But the Emergency Management Office is reminding people that even one major storm can cause serious damage.
Justice Minister Ross Landry said Nova Scotians should always be ready for severe weather.
"It's a fact of life in our province," the minister said. "Estimating the number of tropical storms and hurricanes is an interesting exercise. But Nova Scotians remember Juan, and they know from experience that one such storm is more than enough."
The U.S. National Oceanic and Atmospheric Administration (NOAA) today, May 24, predicted that the level of hurricane activity in the North Atlantic Ocean this year will be near normal levels. However, that means a predicted nine to 15 named storms, four to eight hurricanes and one to three major hurricanes.
Environment Canada's Canadian Hurricane Centre said in a typical year only one or two named storms directly affect Canadian land areas and two or three others are concerns offshore.
"There is very little correlation between the number of storms that form in the North Atlantic and the number that make their way into Canadian waters," Environment Canada meteorologist Bob Robichaud said.

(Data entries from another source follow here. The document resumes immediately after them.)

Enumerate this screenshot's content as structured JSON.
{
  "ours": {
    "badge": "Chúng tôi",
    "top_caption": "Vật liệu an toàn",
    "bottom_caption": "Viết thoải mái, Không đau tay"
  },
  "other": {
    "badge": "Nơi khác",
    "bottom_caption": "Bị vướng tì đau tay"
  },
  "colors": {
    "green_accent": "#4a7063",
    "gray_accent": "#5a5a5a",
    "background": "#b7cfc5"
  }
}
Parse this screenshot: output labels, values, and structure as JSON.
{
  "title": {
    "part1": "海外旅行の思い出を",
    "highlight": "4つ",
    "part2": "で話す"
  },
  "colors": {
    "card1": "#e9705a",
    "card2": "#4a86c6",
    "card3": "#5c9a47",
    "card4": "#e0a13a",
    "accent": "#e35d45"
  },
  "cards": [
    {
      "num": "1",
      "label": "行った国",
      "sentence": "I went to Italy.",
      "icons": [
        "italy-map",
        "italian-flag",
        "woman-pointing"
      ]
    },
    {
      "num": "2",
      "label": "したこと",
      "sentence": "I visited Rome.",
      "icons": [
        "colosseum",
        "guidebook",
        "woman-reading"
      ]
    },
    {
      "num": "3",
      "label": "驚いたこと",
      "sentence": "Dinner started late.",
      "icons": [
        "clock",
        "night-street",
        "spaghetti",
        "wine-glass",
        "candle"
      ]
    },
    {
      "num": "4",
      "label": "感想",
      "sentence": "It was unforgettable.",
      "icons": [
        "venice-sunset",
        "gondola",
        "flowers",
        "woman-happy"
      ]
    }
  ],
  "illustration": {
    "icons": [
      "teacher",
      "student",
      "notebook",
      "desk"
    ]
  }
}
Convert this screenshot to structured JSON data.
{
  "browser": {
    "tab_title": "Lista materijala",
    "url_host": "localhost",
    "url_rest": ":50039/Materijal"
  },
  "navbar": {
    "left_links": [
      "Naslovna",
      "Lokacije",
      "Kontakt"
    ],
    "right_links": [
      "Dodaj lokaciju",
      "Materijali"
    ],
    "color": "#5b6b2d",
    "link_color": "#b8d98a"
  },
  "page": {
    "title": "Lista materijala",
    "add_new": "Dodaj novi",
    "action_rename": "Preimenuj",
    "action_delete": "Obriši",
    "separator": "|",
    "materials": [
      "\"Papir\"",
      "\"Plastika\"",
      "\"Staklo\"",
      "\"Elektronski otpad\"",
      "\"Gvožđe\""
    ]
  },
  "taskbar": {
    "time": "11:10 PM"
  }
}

The centre, which is based in Dartmouth, said the severity and not the number of storms is the concern.
The risks from Hurricanes and other tropical storms include extreme winds, torrential rains, localized flash flooding, prolonged power outages and storm surges.
Proper preparation include having:
-- enough food and water for all household members for three days
-- flashlights and batteries and an auxiliary powered radio
-- an alternative cooking device such as a camp stove or barbecue, with adequate fuel for a few days
-- freezer packs of milk and juice, and frozen cartons of water which will also help keep food cold in a refrigerator during power outages
-- a packed "go-kit" with food and water, key documents, cash and some clothing.
These precautions will also help in case of an evacuation for a forest fire or other disaster.
If a serious storm is approaching, people should monitor local media and heed weather warnings. They should secure outdoor items such as garbage cans that can become wind-borne dangers, park cars away from trees, stay away from dangerous coastal areas and turn off electrical switches during power outages.
For more information, visit www.gov.ns.ca/emo
FOR BROADCAST USE:
The U.S. National Oceans and Atmospheric Administration
is predicting a relatively normal hurricane season, but the
Emergency Management Office reminding Nova Scotians that even one
storm can cause major damage.
The U.S. agency is predicting nine to 15 named storms, four
to eight hurricanes, and one to three major hurricanes.
Justice Minister Ross Landry says Nova Scotians should
always be ready for severe weather.
Good planning should include emergency kits with food,
water, flashlights, a battery radio and first-aid materials for
at least 72 hours during and after a major storm.
Closer to a serious storm people should monitor local media
and all weather warnings closely.
For more detailed information on emergency preparations,
visit the EMO website or w-w-w dot get prepared dot c-a.
Media Contact: Ron Crocker
Emergency Management Office